Records supplied.
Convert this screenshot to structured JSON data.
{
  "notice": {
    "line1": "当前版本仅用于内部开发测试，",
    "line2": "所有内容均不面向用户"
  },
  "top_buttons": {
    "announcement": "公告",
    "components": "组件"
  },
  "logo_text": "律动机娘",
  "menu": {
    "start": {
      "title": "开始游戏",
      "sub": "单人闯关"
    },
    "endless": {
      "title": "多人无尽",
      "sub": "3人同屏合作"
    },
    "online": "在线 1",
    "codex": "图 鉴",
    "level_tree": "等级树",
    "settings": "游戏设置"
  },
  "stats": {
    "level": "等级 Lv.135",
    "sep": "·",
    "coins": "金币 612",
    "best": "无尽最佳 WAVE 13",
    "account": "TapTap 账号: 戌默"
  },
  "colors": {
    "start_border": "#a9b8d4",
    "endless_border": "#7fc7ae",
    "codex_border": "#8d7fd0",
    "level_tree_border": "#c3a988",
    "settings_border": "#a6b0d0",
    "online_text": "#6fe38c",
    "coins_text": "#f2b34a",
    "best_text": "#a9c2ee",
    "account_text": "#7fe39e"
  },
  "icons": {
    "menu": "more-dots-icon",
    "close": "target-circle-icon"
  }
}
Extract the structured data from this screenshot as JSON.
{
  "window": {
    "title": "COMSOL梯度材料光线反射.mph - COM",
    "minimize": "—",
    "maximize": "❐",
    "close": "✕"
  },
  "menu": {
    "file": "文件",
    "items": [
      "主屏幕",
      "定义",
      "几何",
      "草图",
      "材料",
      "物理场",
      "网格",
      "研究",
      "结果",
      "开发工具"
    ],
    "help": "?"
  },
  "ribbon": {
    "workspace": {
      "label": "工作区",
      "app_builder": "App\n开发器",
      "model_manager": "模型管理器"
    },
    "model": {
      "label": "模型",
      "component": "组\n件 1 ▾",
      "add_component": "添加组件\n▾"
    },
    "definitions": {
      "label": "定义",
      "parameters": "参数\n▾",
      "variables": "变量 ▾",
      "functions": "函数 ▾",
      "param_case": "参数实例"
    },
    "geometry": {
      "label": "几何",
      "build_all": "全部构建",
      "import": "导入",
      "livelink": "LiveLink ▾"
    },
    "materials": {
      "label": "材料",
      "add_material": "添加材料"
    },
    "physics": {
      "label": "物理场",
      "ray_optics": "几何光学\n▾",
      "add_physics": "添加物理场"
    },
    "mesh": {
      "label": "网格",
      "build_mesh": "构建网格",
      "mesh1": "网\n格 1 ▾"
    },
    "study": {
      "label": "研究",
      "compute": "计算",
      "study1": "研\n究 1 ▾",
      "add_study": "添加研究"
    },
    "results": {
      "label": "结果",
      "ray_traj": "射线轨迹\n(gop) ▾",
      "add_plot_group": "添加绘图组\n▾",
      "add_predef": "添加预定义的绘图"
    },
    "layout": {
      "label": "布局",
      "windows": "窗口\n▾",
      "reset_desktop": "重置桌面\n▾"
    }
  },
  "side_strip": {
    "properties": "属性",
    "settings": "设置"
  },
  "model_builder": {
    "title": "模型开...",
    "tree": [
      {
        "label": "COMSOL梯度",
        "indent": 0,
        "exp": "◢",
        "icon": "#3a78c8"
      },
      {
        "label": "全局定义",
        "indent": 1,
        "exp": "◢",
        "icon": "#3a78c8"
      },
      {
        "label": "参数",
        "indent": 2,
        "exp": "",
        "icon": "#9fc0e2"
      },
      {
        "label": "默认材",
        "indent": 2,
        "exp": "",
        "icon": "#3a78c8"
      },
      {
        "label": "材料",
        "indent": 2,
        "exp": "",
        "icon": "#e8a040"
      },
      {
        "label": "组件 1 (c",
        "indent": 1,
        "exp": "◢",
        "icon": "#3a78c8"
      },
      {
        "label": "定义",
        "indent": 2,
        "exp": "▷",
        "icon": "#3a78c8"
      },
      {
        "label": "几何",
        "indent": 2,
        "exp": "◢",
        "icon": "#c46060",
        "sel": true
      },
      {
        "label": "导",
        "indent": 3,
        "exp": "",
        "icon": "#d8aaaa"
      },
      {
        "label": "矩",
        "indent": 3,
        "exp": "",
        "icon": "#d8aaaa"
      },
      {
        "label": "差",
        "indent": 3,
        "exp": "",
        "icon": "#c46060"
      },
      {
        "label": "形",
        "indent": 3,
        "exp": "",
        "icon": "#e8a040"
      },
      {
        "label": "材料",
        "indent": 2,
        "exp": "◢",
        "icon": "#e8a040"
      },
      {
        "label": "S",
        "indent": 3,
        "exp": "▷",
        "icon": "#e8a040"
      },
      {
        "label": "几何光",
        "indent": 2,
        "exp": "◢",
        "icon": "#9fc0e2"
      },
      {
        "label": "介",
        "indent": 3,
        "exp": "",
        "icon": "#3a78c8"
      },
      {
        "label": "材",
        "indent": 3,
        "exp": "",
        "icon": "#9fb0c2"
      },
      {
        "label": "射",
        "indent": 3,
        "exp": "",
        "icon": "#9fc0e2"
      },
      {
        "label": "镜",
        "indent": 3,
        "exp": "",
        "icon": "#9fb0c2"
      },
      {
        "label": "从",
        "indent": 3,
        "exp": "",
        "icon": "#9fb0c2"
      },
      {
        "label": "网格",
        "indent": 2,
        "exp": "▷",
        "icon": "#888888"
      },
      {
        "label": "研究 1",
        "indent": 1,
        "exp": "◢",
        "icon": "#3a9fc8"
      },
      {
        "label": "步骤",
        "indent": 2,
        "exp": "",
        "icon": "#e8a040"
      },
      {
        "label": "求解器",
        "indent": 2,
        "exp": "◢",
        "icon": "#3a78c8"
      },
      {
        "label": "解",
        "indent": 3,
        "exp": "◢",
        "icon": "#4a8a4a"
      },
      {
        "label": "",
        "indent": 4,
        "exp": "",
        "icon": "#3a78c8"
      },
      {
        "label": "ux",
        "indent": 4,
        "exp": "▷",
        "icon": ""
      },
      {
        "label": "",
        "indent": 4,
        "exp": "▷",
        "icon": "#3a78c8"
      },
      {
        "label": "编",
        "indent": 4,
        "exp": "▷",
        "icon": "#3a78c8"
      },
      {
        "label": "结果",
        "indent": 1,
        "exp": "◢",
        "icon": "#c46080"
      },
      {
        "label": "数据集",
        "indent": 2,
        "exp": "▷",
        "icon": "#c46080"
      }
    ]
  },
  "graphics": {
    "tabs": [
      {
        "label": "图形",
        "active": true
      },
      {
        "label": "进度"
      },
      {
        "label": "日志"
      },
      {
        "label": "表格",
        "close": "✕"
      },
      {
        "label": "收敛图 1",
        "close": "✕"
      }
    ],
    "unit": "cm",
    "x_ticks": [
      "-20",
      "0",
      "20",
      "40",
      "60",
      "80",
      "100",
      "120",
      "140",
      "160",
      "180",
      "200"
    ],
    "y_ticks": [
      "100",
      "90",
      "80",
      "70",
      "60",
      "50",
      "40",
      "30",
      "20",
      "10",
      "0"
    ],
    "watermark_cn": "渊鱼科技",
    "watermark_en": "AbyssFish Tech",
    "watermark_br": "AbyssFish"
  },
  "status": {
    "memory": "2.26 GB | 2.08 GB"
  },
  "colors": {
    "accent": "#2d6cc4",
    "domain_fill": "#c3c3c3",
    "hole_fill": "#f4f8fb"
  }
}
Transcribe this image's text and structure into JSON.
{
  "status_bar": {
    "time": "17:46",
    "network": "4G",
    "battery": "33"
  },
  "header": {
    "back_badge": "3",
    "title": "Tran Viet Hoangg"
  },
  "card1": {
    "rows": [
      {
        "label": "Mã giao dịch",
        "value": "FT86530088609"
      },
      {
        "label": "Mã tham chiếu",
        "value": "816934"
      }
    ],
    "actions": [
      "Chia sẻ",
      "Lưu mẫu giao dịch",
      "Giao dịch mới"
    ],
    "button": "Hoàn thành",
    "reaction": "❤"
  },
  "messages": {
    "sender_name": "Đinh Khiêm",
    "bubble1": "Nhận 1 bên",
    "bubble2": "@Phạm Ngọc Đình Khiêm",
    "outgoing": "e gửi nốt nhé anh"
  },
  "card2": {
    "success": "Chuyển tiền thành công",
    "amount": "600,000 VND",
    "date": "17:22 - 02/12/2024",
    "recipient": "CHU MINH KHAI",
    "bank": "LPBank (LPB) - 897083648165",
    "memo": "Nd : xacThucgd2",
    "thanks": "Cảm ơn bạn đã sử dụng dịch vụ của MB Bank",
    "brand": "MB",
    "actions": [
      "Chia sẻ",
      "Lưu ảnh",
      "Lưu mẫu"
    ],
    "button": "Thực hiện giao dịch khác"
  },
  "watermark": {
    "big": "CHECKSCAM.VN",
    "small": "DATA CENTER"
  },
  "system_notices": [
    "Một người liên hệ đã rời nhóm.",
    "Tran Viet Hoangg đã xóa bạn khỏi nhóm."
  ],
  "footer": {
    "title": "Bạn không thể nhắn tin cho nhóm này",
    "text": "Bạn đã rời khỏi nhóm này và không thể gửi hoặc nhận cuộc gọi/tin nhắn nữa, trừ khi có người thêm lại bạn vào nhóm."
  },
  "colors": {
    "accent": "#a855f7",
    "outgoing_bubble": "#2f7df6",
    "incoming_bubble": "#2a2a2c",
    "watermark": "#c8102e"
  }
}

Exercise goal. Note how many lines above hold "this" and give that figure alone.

Task output. 3